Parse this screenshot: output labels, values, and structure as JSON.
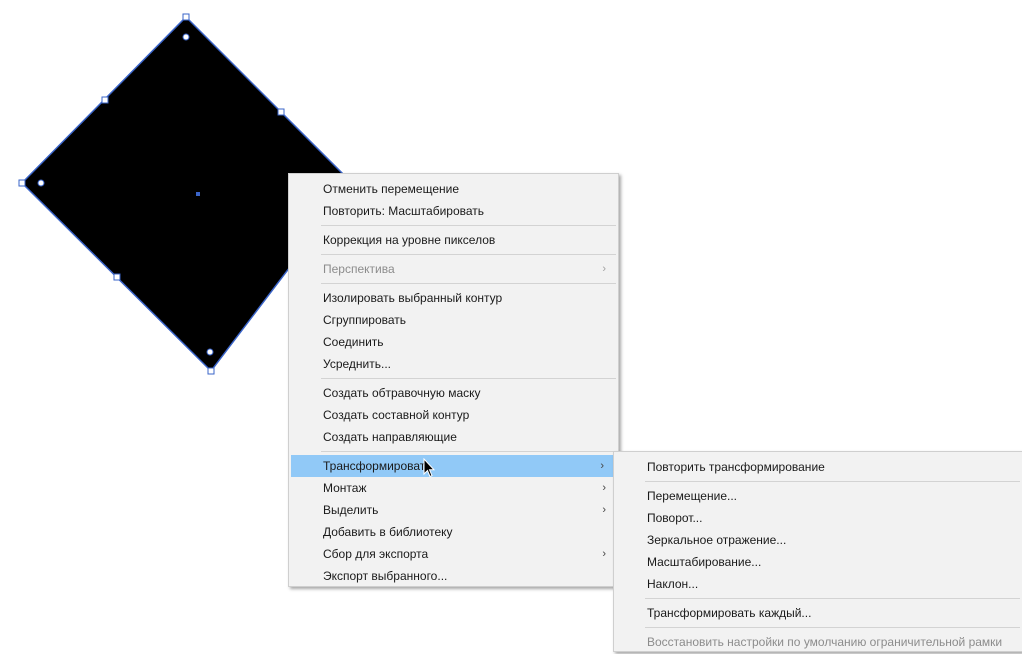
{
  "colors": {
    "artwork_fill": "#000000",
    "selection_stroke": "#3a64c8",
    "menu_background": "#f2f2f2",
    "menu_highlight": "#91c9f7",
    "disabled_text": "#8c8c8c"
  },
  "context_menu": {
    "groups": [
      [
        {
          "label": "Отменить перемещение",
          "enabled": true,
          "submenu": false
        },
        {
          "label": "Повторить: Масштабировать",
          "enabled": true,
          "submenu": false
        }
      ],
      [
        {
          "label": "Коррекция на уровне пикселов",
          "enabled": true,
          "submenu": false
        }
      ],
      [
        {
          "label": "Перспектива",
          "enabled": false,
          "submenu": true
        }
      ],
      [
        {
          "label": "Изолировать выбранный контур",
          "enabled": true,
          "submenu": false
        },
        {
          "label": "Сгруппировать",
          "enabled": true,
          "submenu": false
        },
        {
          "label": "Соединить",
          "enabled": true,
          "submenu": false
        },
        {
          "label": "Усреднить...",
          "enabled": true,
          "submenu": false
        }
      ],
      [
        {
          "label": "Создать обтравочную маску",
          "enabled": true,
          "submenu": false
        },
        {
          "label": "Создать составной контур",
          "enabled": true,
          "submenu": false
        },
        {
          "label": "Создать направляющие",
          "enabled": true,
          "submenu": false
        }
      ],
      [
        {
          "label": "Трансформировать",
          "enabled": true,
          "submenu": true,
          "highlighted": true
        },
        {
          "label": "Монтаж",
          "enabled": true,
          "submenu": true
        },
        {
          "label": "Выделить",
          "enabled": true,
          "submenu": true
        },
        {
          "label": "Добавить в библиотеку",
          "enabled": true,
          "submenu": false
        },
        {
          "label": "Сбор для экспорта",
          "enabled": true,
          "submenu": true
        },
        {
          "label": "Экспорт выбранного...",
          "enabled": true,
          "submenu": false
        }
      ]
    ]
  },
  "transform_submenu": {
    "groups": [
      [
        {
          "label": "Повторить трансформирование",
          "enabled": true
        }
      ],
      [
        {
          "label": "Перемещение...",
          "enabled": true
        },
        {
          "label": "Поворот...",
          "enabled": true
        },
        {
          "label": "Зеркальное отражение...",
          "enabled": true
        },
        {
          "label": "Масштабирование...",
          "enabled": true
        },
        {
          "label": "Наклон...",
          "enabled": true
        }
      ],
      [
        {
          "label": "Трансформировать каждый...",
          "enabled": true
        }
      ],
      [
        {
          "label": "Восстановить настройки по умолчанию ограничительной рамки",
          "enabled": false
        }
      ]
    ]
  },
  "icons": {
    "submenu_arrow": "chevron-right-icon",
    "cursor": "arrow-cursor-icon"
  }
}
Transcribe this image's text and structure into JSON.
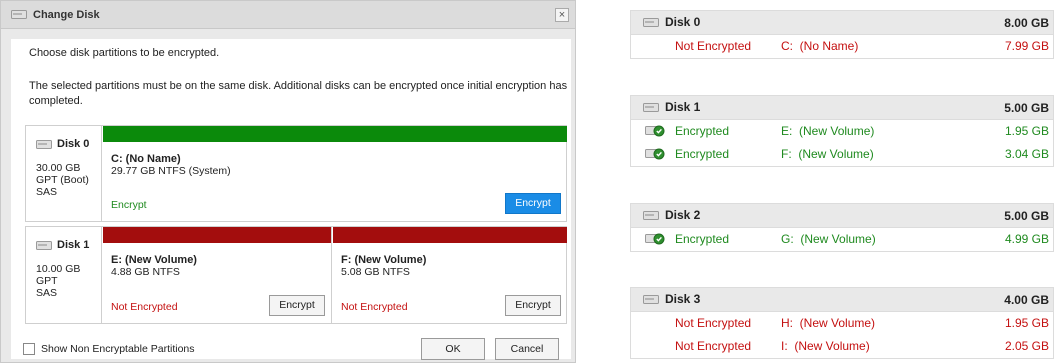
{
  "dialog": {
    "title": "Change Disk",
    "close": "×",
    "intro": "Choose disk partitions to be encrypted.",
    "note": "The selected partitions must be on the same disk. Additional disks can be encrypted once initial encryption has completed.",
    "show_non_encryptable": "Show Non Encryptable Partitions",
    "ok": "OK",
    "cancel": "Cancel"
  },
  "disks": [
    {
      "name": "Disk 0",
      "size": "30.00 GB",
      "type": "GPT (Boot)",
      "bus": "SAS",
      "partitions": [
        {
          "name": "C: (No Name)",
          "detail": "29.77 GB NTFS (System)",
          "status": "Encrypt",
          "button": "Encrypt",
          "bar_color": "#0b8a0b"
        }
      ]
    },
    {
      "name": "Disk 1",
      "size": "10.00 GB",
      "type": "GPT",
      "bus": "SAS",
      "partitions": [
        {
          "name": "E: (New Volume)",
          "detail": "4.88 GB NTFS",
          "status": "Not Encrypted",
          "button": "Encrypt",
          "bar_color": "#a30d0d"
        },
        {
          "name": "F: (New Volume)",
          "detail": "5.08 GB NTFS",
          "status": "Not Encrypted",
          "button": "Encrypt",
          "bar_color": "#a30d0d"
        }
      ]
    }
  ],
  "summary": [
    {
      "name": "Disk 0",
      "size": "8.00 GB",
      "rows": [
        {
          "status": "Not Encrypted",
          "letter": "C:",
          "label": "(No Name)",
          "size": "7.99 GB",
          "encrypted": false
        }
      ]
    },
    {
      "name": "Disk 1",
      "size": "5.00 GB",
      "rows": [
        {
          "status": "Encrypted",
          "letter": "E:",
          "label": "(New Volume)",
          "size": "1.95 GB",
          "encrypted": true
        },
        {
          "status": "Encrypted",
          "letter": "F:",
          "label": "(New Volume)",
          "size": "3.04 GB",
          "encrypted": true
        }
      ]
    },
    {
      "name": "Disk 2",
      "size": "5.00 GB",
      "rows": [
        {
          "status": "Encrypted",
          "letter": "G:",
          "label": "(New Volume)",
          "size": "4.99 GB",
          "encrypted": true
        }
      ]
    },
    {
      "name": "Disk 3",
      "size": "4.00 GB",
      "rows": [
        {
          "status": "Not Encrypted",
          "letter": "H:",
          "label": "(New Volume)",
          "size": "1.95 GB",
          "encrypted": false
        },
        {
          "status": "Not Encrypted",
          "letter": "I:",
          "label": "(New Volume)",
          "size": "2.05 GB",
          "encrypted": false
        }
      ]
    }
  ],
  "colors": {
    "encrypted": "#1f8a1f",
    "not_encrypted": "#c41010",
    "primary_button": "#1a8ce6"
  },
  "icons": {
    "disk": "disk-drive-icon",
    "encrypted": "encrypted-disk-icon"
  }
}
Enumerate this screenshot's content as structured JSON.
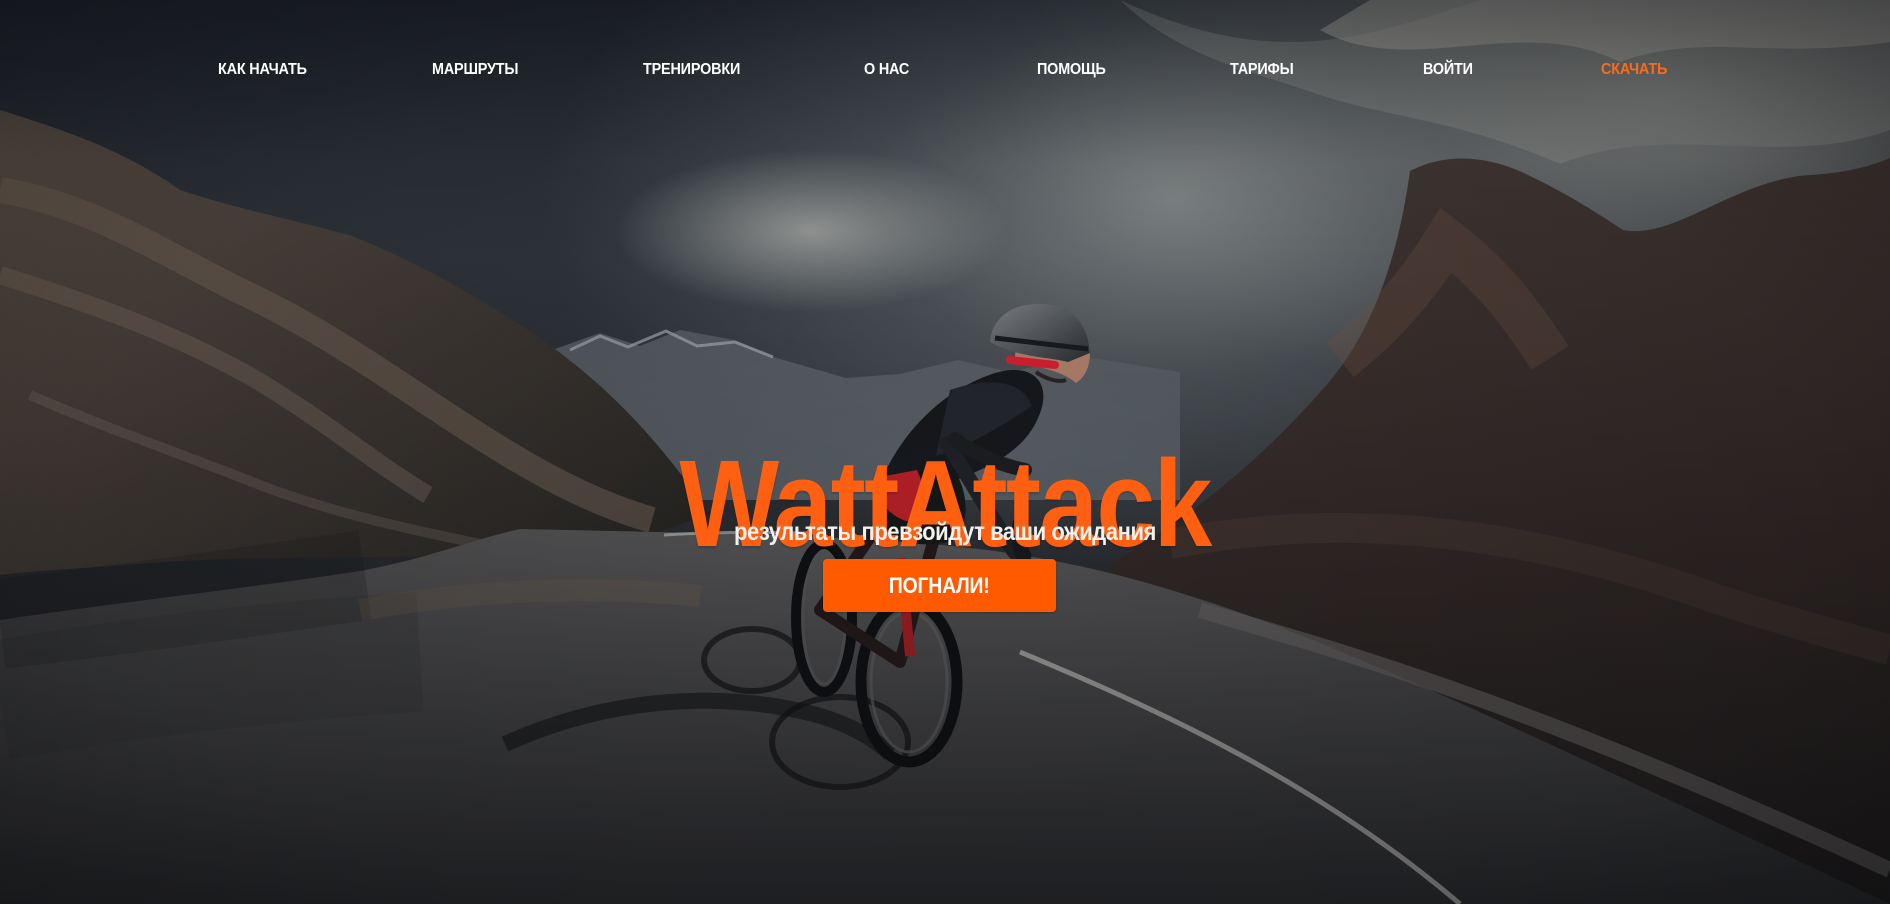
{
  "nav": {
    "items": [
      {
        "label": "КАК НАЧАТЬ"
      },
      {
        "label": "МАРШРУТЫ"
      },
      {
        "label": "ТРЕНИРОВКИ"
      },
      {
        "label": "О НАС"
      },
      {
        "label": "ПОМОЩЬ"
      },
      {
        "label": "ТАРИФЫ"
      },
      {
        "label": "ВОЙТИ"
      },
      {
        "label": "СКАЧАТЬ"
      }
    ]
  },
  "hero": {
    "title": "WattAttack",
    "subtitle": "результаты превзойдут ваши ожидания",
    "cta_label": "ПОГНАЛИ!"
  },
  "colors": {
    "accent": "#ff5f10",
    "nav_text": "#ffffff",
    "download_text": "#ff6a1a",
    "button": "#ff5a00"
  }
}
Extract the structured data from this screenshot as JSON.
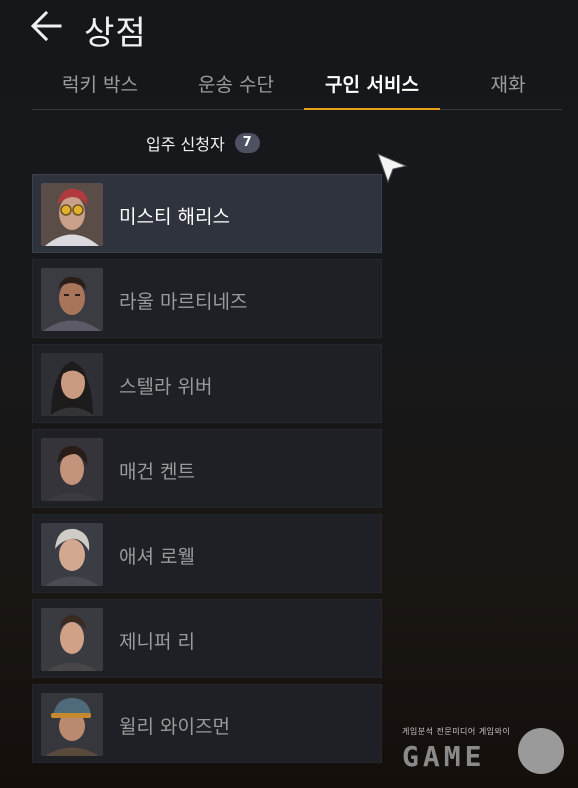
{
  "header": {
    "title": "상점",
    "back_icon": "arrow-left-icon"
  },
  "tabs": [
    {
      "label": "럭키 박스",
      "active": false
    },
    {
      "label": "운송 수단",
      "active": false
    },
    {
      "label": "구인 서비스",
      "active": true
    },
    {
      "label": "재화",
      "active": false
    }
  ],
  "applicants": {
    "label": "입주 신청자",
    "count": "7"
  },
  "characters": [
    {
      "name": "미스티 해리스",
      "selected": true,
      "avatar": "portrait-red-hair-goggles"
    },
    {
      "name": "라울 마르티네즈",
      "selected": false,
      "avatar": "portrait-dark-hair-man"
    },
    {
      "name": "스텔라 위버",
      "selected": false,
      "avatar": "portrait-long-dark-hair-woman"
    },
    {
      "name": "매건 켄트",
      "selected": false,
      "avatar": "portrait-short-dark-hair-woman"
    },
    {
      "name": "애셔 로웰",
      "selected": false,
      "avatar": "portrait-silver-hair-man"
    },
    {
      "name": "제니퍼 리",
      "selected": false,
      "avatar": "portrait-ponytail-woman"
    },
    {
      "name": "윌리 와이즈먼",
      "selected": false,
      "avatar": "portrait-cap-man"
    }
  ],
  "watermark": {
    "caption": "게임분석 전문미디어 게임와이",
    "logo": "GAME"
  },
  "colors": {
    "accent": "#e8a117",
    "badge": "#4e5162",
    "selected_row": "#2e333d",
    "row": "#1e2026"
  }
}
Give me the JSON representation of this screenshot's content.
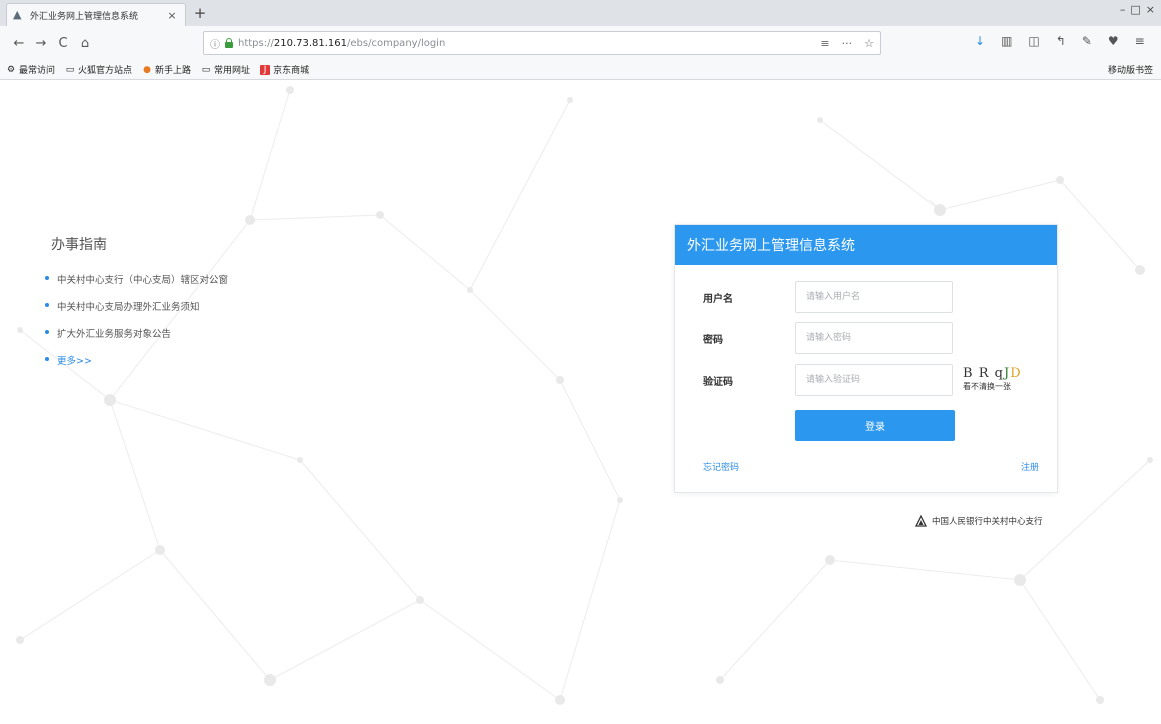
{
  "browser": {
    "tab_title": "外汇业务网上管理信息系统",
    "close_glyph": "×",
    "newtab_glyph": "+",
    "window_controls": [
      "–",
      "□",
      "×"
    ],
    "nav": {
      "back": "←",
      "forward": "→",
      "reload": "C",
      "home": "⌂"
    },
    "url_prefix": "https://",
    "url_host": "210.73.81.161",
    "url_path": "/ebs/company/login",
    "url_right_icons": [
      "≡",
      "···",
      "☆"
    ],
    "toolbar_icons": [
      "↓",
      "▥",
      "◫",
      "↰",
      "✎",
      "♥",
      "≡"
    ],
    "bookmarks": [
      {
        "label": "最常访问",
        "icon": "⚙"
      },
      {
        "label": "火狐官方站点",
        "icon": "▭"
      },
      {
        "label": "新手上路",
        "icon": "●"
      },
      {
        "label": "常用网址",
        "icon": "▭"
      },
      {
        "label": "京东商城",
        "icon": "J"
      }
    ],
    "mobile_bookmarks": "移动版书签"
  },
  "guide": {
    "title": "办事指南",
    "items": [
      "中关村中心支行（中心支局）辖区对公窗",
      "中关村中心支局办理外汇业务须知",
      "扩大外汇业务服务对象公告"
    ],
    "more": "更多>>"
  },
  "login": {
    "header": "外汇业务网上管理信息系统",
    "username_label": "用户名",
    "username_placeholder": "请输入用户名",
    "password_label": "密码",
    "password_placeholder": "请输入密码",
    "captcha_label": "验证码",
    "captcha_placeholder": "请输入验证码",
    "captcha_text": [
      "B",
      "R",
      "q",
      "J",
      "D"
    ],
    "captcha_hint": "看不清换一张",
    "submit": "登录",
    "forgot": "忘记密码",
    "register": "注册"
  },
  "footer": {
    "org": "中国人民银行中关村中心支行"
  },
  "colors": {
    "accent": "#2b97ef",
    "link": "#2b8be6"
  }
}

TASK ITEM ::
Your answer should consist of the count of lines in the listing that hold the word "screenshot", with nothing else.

TASK OUTPUT ::
4